**YOUR TASK**
Which lines in the records below include the word "fullscreen"? Report each of them in full.

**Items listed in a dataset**
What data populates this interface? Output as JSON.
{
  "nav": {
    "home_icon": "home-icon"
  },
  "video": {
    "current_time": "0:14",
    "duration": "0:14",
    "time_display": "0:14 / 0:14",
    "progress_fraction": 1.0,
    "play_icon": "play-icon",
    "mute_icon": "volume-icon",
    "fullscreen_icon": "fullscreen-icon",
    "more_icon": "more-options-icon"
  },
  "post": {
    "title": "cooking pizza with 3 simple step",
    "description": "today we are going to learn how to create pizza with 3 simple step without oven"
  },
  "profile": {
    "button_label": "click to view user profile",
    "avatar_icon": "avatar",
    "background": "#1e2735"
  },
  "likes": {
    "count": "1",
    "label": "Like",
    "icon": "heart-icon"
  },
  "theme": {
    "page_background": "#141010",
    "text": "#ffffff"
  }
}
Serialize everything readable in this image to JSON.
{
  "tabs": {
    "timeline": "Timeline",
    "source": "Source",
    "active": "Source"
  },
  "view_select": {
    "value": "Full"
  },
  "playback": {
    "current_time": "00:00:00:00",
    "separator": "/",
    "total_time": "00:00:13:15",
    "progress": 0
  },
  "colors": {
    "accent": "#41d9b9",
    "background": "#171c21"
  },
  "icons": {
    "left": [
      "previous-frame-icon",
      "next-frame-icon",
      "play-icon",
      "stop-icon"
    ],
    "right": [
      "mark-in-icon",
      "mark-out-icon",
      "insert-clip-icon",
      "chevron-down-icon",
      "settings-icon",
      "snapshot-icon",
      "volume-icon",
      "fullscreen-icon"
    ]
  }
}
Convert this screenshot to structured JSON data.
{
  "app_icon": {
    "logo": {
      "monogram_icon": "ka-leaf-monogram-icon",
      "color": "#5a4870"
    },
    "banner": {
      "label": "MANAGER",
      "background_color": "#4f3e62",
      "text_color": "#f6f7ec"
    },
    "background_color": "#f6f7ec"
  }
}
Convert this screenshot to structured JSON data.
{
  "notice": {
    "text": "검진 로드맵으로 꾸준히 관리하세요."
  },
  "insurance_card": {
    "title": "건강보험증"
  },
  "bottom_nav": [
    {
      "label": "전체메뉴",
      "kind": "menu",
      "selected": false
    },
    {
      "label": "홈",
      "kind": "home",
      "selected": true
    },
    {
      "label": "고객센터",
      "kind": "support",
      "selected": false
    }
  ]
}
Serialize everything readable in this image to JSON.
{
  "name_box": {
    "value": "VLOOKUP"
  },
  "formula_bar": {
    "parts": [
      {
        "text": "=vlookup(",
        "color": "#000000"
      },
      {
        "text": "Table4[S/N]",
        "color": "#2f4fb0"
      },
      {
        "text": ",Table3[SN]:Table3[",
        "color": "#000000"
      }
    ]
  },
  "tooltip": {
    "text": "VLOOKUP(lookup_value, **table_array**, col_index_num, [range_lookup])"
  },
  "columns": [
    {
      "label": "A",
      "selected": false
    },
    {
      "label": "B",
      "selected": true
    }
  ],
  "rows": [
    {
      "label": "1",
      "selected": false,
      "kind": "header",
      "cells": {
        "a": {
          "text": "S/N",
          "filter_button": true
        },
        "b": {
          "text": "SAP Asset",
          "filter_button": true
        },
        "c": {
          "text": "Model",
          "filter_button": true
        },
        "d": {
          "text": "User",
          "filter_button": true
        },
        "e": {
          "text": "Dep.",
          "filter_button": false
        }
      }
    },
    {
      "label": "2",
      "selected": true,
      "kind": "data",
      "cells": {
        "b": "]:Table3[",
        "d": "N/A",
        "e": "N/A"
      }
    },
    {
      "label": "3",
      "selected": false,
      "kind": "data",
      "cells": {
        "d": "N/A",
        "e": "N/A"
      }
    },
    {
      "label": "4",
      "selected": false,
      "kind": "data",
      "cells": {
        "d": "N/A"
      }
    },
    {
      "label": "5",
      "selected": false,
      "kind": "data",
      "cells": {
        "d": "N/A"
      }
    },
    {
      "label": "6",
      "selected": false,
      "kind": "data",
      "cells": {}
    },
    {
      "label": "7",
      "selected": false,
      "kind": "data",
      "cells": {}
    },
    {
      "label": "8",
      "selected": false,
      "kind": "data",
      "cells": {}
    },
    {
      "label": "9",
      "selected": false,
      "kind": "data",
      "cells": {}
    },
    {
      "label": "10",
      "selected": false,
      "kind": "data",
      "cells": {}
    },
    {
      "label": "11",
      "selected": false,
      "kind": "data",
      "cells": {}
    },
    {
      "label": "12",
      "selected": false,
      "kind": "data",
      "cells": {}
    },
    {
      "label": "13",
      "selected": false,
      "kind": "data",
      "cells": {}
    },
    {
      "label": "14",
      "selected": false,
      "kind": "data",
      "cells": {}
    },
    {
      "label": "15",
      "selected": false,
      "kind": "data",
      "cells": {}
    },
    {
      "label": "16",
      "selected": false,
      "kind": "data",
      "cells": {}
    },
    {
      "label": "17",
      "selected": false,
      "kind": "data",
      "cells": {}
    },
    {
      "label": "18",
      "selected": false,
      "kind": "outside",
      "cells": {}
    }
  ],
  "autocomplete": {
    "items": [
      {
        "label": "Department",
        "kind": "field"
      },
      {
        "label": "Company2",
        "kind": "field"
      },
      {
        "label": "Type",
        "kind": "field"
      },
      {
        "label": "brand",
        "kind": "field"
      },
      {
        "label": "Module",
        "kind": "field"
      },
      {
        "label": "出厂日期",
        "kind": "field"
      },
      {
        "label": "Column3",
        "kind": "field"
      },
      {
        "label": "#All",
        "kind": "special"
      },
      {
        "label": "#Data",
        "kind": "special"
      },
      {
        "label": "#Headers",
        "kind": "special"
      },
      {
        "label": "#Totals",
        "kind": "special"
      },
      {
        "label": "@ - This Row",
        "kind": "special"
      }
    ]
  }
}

**RESPONSE AREA**
    "fullscreen_icon": "fullscreen-icon",
      "fullscreen-icon"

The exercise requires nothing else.